These changes are not general statements of good intentions; they are binding. They are going to create fundamental improvements in transparency and accountability, and all of higher ed should sit up and take notice!

But there is also a bigger picture here.

EDMC is one of the private sector's largest, most visible companies. What they have called their "blueprint for change" will certainly have influence. And it is all happening at a particularly important time.

Pick any survey, in virtually any industry, and it will say that America is experiencing a growing shortage of workers trained and ready to fill open positions. Now, compare that with the fact that private-sector institutions award the majority of all allied health and culinary arts credentials earned. They provide 38 percent of all electrician credentials and 40 percent of all vehicle maintenance and repair technology credentials. The list goes on.

Can the private sector do a better job of matching students and educational opportunities? Experience says: absolutely. Should we tear down the infrastructure and replace it with something else? Reality asks: why?

Based on recent political rhetoric and talking points, some would have you believe that the go-to solution would be to replace the private sector with free community college education — often pointing out the community college programs already offer many of the same programs as the private-sector schools. I would happily wrap my arms around that argument if the community college system was able to take on that responsibility. It's not.

Writing in the Sept. 17 issue of U.S. News and World Report, Judah Bellin, a higher-education policy researcher at the Manhattan Institute, said that the president's plan "mostly ignores an unfortunate truth about America’s community colleges. They're in bad shape. Without serious reform, it makes little sense to send more students to these institutions."

Administration estimates put the bill for strengthening the system at upward of $60 billion — a budget item you won't get from petty cash. The plan would cover 75 percent of student tuitions, with the states asked to kick in the rest. Those two facts alone, in a time of stretched state budgets, make the plan a long shot at best.

As an observer with a rooting interest in providing students with an education that enables jobs that change lives, it makes much more sense to allow the private-sector institutions to do their good work, making corrections where necessary and building on the innovation and nimbleness that is characteristic of the sector.

I believe EDMC should be commended for leading the sector in establishing greater accountability and transparency, and in doing a better job of helping students pursue the right education to enable the careers they choose and the lives they want to lead.

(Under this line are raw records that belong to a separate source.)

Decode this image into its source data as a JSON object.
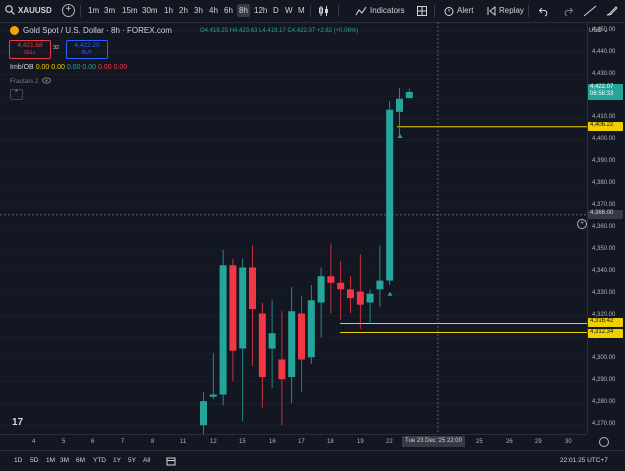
{
  "toolbar": {
    "symbol": "XAUUSD",
    "intervals": [
      "1m",
      "3m",
      "15m",
      "30m",
      "1h",
      "2h",
      "3h",
      "4h",
      "6h",
      "8h",
      "12h",
      "D",
      "W",
      "M"
    ],
    "active_interval": "8h",
    "indicators_label": "Indicators",
    "alert_label": "Alert",
    "replay_label": "Replay"
  },
  "legend": {
    "title": "Gold Spot / U.S. Dollar · 8h · FOREX.com",
    "ohlc": {
      "o_label": "O",
      "o": "4,419.25",
      "h_label": "H",
      "h": "4,423.63",
      "l_label": "L",
      "l": "4,419.17",
      "c_label": "C",
      "c": "4,422.07",
      "change": "+2.82 (+0.06%)"
    },
    "sell_price": "4,421.68",
    "sell_label": "SELL",
    "spread": "32",
    "buy_price": "4,422.20",
    "buy_label": "BUY",
    "imb_label": "Imb/OB",
    "imb_values": [
      "0.00",
      "0.00",
      "0.00",
      "0.00",
      "0.00",
      "0.00"
    ],
    "fractals_label": "Fractals 2"
  },
  "currency": "USD",
  "price_labels": {
    "last": "4,422.07",
    "countdown": "06:58:33",
    "line_upper": "4,406.22",
    "crosshair": "4,366.00",
    "line_mid": "4,316.42",
    "line_low": "4,312.34"
  },
  "x_crosshair_label": "Tue 23 Dec '25   22:00",
  "bottom": {
    "ranges": [
      "1D",
      "5D",
      "1M",
      "3M",
      "6M",
      "YTD",
      "1Y",
      "5Y",
      "All"
    ],
    "clock": "22:01:25 UTC+7"
  },
  "colors": {
    "up": "#26a69a",
    "down": "#f23645",
    "level": "#f0d000",
    "bg": "#131722"
  },
  "chart_data": {
    "type": "candlestick",
    "y_ticks": [
      4450,
      4440,
      4430,
      4420,
      4410,
      4400,
      4390,
      4380,
      4370,
      4360,
      4350,
      4340,
      4330,
      4320,
      4310,
      4300,
      4290,
      4280,
      4270
    ],
    "ylim": [
      4266,
      4454
    ],
    "x_ticks": [
      "4",
      "5",
      "6",
      "7",
      "8",
      "11",
      "12",
      "15",
      "16",
      "17",
      "18",
      "19",
      "22",
      "25",
      "26",
      "29",
      "30"
    ],
    "horizontal_levels": [
      4406.22,
      4316.42,
      4312.34
    ],
    "crosshair_y": 4366.0,
    "candles": [
      {
        "o": 4270,
        "h": 4285,
        "l": 4262,
        "c": 4281
      },
      {
        "o": 4283,
        "h": 4303,
        "l": 4282,
        "c": 4284
      },
      {
        "o": 4284,
        "h": 4350,
        "l": 4279,
        "c": 4343
      },
      {
        "o": 4343,
        "h": 4346,
        "l": 4290,
        "c": 4304
      },
      {
        "o": 4305,
        "h": 4346,
        "l": 4272,
        "c": 4342
      },
      {
        "o": 4342,
        "h": 4352,
        "l": 4297,
        "c": 4323
      },
      {
        "o": 4321,
        "h": 4326,
        "l": 4278,
        "c": 4292
      },
      {
        "o": 4305,
        "h": 4327,
        "l": 4287,
        "c": 4312
      },
      {
        "o": 4300,
        "h": 4322,
        "l": 4270,
        "c": 4291
      },
      {
        "o": 4292,
        "h": 4333,
        "l": 4280,
        "c": 4322
      },
      {
        "o": 4321,
        "h": 4329,
        "l": 4285,
        "c": 4300
      },
      {
        "o": 4301,
        "h": 4334,
        "l": 4298,
        "c": 4327
      },
      {
        "o": 4326,
        "h": 4342,
        "l": 4310,
        "c": 4338
      },
      {
        "o": 4338,
        "h": 4353,
        "l": 4321,
        "c": 4335
      },
      {
        "o": 4335,
        "h": 4345,
        "l": 4318,
        "c": 4332
      },
      {
        "o": 4332,
        "h": 4338,
        "l": 4321,
        "c": 4328
      },
      {
        "o": 4331,
        "h": 4348,
        "l": 4314,
        "c": 4325
      },
      {
        "o": 4326,
        "h": 4332,
        "l": 4316,
        "c": 4330
      },
      {
        "o": 4332,
        "h": 4352,
        "l": 4324,
        "c": 4336
      },
      {
        "o": 4336,
        "h": 4418,
        "l": 4334,
        "c": 4414
      },
      {
        "o": 4413,
        "h": 4424,
        "l": 4402,
        "c": 4419
      },
      {
        "o": 4419.25,
        "h": 4423.63,
        "l": 4419.17,
        "c": 4422.07
      }
    ]
  }
}
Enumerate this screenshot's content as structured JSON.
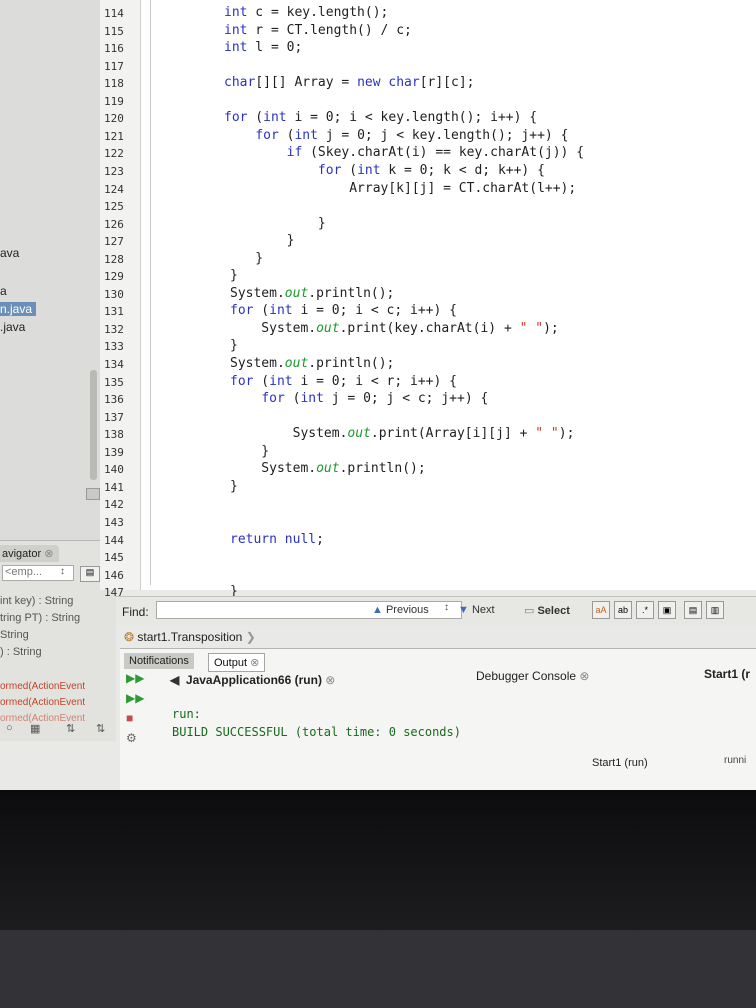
{
  "project": {
    "items": [
      "ava",
      "a",
      "n.java",
      ".java"
    ]
  },
  "navigator": {
    "tab_label": "avigator",
    "filter_value": "<emp...",
    "members": [
      "int key) : String",
      "tring PT) : String",
      "String",
      ") : String"
    ],
    "events": [
      "ormed(ActionEvent",
      "ormed(ActionEvent",
      "ormed(ActionEvent"
    ]
  },
  "editor": {
    "line_numbers": [
      "114",
      "115",
      "116",
      "117",
      "118",
      "119",
      "120",
      "121",
      "122",
      "123",
      "124",
      "125",
      "126",
      "127",
      "128",
      "129",
      "130",
      "131",
      "132",
      "133",
      "134",
      "135",
      "136",
      "137",
      "138",
      "139",
      "140",
      "141",
      "142",
      "143",
      "144",
      "145",
      "146",
      "147"
    ],
    "code": [
      "int c = key.length();",
      "int r = CT.length() / c;",
      "int l = 0;",
      "",
      "char[][] Array = new char[r][c];",
      "",
      "for (int i = 0; i < key.length(); i++) {",
      "    for (int j = 0; j < key.length(); j++) {",
      "        if (Skey.charAt(i) == key.charAt(j)) {",
      "            for (int k = 0; k < d; k++) {",
      "                Array[k][j] = CT.charAt(l++);",
      "",
      "            }",
      "        }",
      "    }",
      "}",
      "System.out.println();",
      "for (int i = 0; i < c; i++) {",
      "    System.out.print(key.charAt(i) + \" \");",
      "}",
      "System.out.println();",
      "for (int i = 0; i < r; i++) {",
      "    for (int j = 0; j < c; j++) {",
      "",
      "        System.out.print(Array[i][j] + \" \");",
      "    }",
      "    System.out.println();",
      "}",
      "",
      "",
      "return null;",
      "",
      "",
      "}"
    ]
  },
  "find_bar": {
    "label": "Find:",
    "value": "",
    "previous_label": "Previous",
    "next_label": "Next",
    "select_label": "Select"
  },
  "breadcrumb": "start1.Transposition",
  "output": {
    "notifications_tab": "Notifications",
    "output_tab": "Output",
    "run_tab": "JavaApplication66 (run)",
    "debugger_tab": "Debugger Console",
    "start1_tab": "Start1 (r",
    "lines": [
      "run:",
      "BUILD SUCCESSFUL (total time: 0 seconds)"
    ],
    "status_task": "Start1 (run)",
    "status_state": "runni"
  }
}
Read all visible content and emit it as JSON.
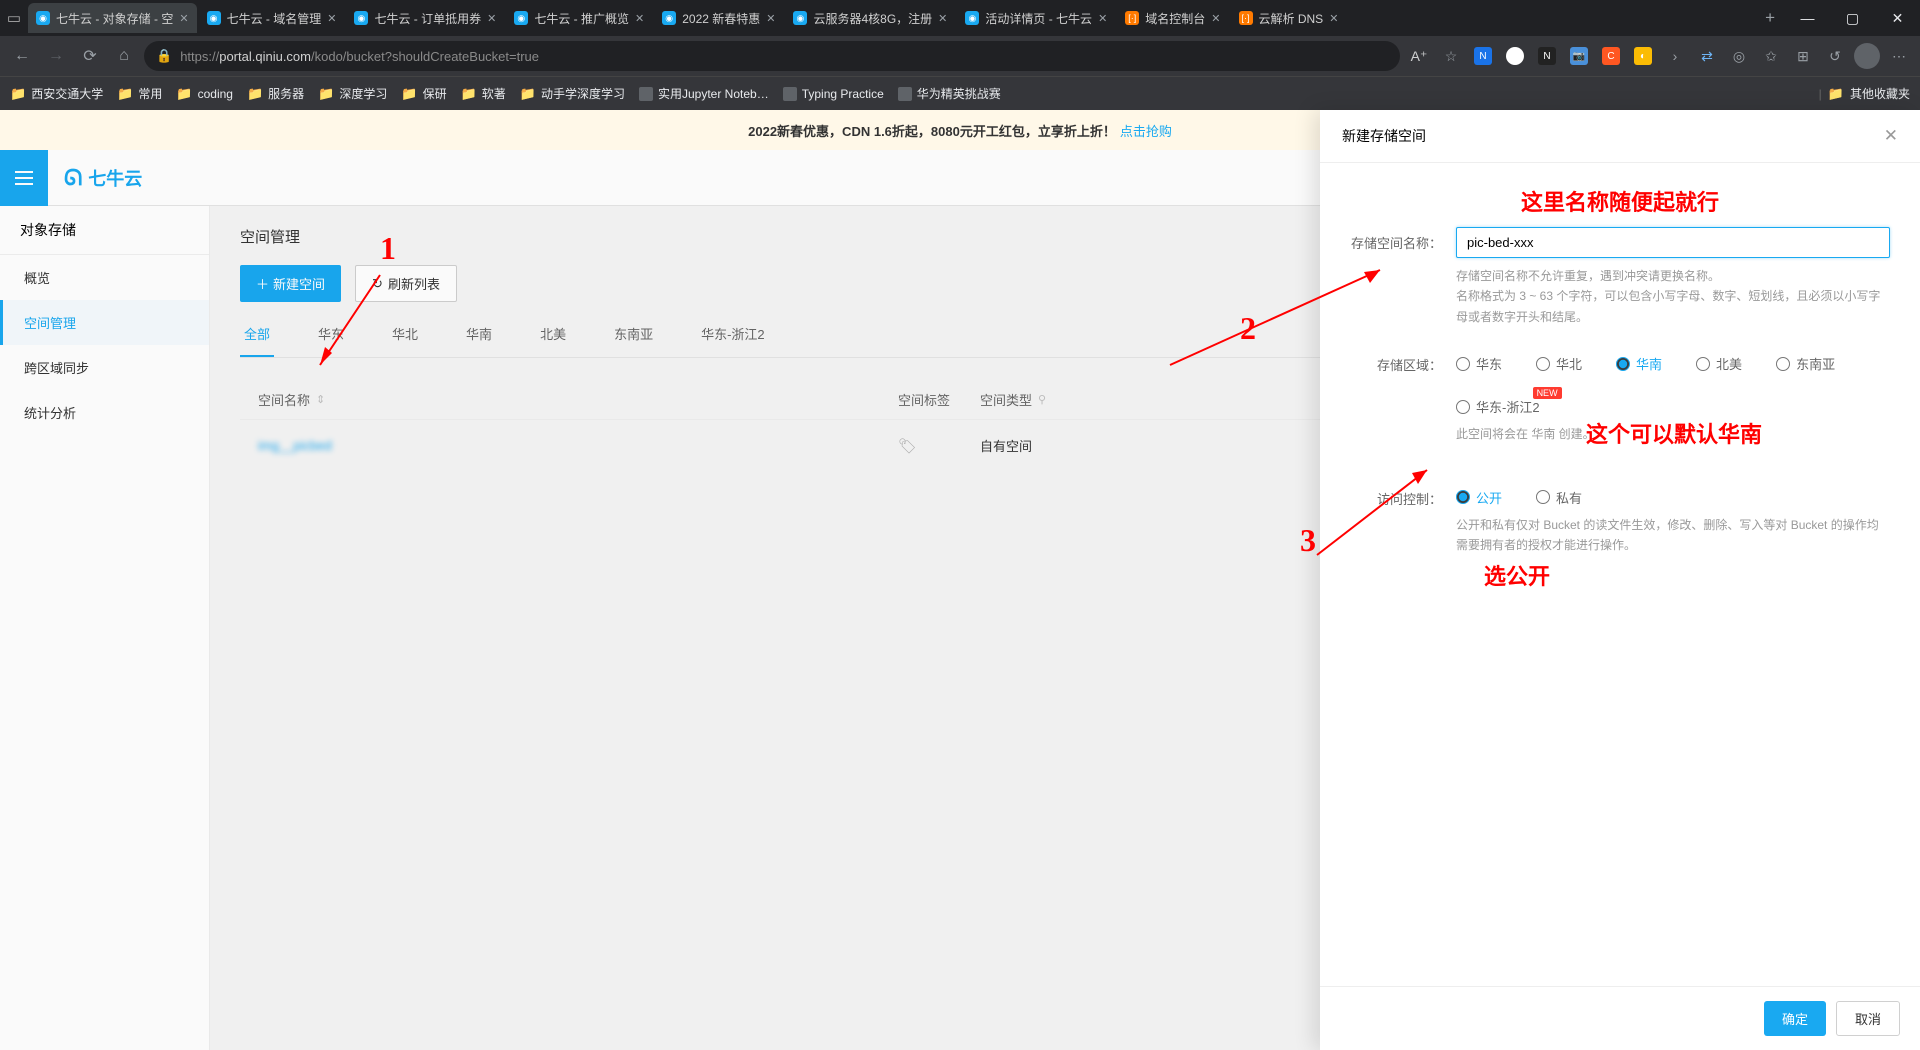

The company has taken a big step that I believe others in the sector can — and must — follow.

This piece has been slightly revised.

Alford is the co-founder, president and CEO of the National Black Chamber of Commerce.